*Instructions to follow*.
The exercise asks for every line of the data to be reproduced exactly.
****************
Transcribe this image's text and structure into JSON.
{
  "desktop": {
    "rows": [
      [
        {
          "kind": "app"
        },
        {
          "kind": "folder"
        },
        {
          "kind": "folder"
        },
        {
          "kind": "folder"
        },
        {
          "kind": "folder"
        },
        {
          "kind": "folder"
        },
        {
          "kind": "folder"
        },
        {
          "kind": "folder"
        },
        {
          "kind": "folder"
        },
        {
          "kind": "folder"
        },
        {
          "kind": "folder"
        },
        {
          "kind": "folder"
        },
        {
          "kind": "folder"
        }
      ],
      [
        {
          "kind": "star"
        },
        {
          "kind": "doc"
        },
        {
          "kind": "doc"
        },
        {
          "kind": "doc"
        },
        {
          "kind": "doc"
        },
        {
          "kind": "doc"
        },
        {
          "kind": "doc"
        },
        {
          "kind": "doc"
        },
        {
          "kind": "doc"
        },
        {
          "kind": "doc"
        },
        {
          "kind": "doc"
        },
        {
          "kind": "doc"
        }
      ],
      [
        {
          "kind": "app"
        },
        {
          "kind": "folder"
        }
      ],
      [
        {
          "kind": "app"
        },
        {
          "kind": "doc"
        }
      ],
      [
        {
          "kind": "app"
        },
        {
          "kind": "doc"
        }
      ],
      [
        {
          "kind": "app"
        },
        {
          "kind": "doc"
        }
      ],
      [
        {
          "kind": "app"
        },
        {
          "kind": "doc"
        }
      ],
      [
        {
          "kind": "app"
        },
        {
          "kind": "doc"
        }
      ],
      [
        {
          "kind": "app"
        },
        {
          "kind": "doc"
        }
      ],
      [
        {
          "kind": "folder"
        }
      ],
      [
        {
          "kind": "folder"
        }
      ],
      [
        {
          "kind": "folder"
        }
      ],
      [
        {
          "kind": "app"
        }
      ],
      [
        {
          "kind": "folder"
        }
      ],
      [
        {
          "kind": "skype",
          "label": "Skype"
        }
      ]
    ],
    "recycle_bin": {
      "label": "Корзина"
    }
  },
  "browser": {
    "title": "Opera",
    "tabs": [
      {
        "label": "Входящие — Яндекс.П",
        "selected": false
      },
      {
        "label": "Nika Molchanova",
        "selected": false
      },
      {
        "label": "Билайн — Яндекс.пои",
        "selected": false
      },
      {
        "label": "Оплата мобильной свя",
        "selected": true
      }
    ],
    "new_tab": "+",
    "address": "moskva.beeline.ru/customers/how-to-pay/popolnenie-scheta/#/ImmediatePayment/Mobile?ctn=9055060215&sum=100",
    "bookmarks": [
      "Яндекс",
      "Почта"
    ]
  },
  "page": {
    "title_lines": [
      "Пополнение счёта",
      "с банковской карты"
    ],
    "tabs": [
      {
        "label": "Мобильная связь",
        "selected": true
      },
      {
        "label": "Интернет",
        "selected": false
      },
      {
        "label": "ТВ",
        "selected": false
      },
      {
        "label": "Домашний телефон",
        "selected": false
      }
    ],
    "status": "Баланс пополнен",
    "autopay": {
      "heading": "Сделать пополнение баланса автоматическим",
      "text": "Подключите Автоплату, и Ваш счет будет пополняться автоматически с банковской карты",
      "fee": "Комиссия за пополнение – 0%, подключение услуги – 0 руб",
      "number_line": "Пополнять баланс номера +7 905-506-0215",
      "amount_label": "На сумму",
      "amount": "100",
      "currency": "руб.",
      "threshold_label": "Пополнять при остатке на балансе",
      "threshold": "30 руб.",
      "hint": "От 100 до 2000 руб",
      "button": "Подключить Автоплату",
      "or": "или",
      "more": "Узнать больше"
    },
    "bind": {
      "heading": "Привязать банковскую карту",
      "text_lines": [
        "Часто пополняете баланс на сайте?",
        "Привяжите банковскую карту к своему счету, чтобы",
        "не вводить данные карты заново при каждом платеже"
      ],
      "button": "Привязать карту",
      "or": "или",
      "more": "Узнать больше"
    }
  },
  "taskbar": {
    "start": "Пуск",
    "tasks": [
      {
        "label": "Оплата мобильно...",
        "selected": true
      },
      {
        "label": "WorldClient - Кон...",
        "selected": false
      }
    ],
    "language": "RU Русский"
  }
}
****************
*Exercise answer*.
Transcribe this image's text and structure into JSON.
{
  "desktop": {
    "rows": [
      [
        {
          "kind": "app"
        },
        {
          "kind": "folder"
        },
        {
          "kind": "folder"
        },
        {
          "kind": "folder"
        },
        {
          "kind": "folder"
        },
        {
          "kind": "folder"
        },
        {
          "kind": "folder"
        },
        {
          "kind": "folder"
        },
        {
          "kind": "folder"
        },
        {
          "kind": "folder"
        },
        {
          "kind": "folder"
        },
        {
          "kind": "folder"
        },
        {
          "kind": "folder"
        }
      ],
      [
        {
          "kind": "star"
        },
        {
          "kind": "doc"
        },
        {
          "kind": "doc"
        },
        {
          "kind": "doc"
        },
        {
          "kind": "doc"
        },
        {
          "kind": "doc"
        },
        {
          "kind": "doc"
        },
        {
          "kind": "doc"
        },
        {
          "kind": "doc"
        },
        {
          "kind": "doc"
        },
        {
          "kind": "doc"
        },
        {
          "kind": "doc"
        }
      ],
      [
        {
          "kind": "app"
        },
        {
          "kind": "folder"
        }
      ],
      [
        {
          "kind": "app"
        },
        {
          "kind": "doc"
        }
      ],
      [
        {
          "kind": "app"
        },
        {
          "kind": "doc"
        }
      ],
      [
        {
          "kind": "app"
        },
        {
          "kind": "doc"
        }
      ],
      [
        {
          "kind": "app"
        },
        {
          "kind": "doc"
        }
      ],
      [
        {
          "kind": "app"
        },
        {
          "kind": "doc"
        }
      ],
      [
        {
          "kind": "app"
        },
        {
          "kind": "doc"
        }
      ],
      [
        {
          "kind": "folder"
        }
      ],
      [
        {
          "kind": "folder"
        }
      ],
      [
        {
          "kind": "folder"
        }
      ],
      [
        {
          "kind": "app"
        }
      ],
      [
        {
          "kind": "folder"
        }
      ],
      [
        {
          "kind": "skype",
          "label": "Skype"
        }
      ]
    ],
    "recycle_bin": {
      "label": "Корзина"
    }
  },
  "browser": {
    "title": "Opera",
    "tabs": [
      {
        "label": "Входящие — Яндекс.П",
        "selected": false
      },
      {
        "label": "Nika Molchanova",
        "selected": false
      },
      {
        "label": "Билайн — Яндекс.пои",
        "selected": false
      },
      {
        "label": "Оплата мобильной свя",
        "selected": true
      }
    ],
    "new_tab": "+",
    "address": "moskva.beeline.ru/customers/how-to-pay/popolnenie-scheta/#/ImmediatePayment/Mobile?ctn=9055060215&sum=100",
    "bookmarks": [
      "Яндекс",
      "Почта"
    ]
  },
  "page": {
    "title_lines": [
      "Пополнение счёта",
      "с банковской карты"
    ],
    "tabs": [
      {
        "label": "Мобильная связь",
        "selected": true
      },
      {
        "label": "Интернет",
        "selected": false
      },
      {
        "label": "ТВ",
        "selected": false
      },
      {
        "label": "Домашний телефон",
        "selected": false
      }
    ],
    "status": "Баланс пополнен",
    "autopay": {
      "heading": "Сделать пополнение баланса автоматическим",
      "text": "Подключите Автоплату, и Ваш счет будет пополняться автоматически с банковской карты",
      "fee": "Комиссия за пополнение – 0%, подключение услуги – 0 руб",
      "number_line": "Пополнять баланс номера +7 905-506-0215",
      "amount_label": "На сумму",
      "amount": "100",
      "currency": "руб.",
      "threshold_label": "Пополнять при остатке на балансе",
      "threshold": "30 руб.",
      "hint": "От 100 до 2000 руб",
      "button": "Подключить Автоплату",
      "or": "или",
      "more": "Узнать больше"
    },
    "bind": {
      "heading": "Привязать банковскую карту",
      "text_lines": [
        "Часто пополняете баланс на сайте?",
        "Привяжите банковскую карту к своему счету, чтобы",
        "не вводить данные карты заново при каждом платеже"
      ],
      "button": "Привязать карту",
      "or": "или",
      "more": "Узнать больше"
    }
  },
  "taskbar": {
    "start": "Пуск",
    "tasks": [
      {
        "label": "Оплата мобильно...",
        "selected": true
      },
      {
        "label": "WorldClient - Кон...",
        "selected": false
      }
    ],
    "language": "RU Русский"
  }
}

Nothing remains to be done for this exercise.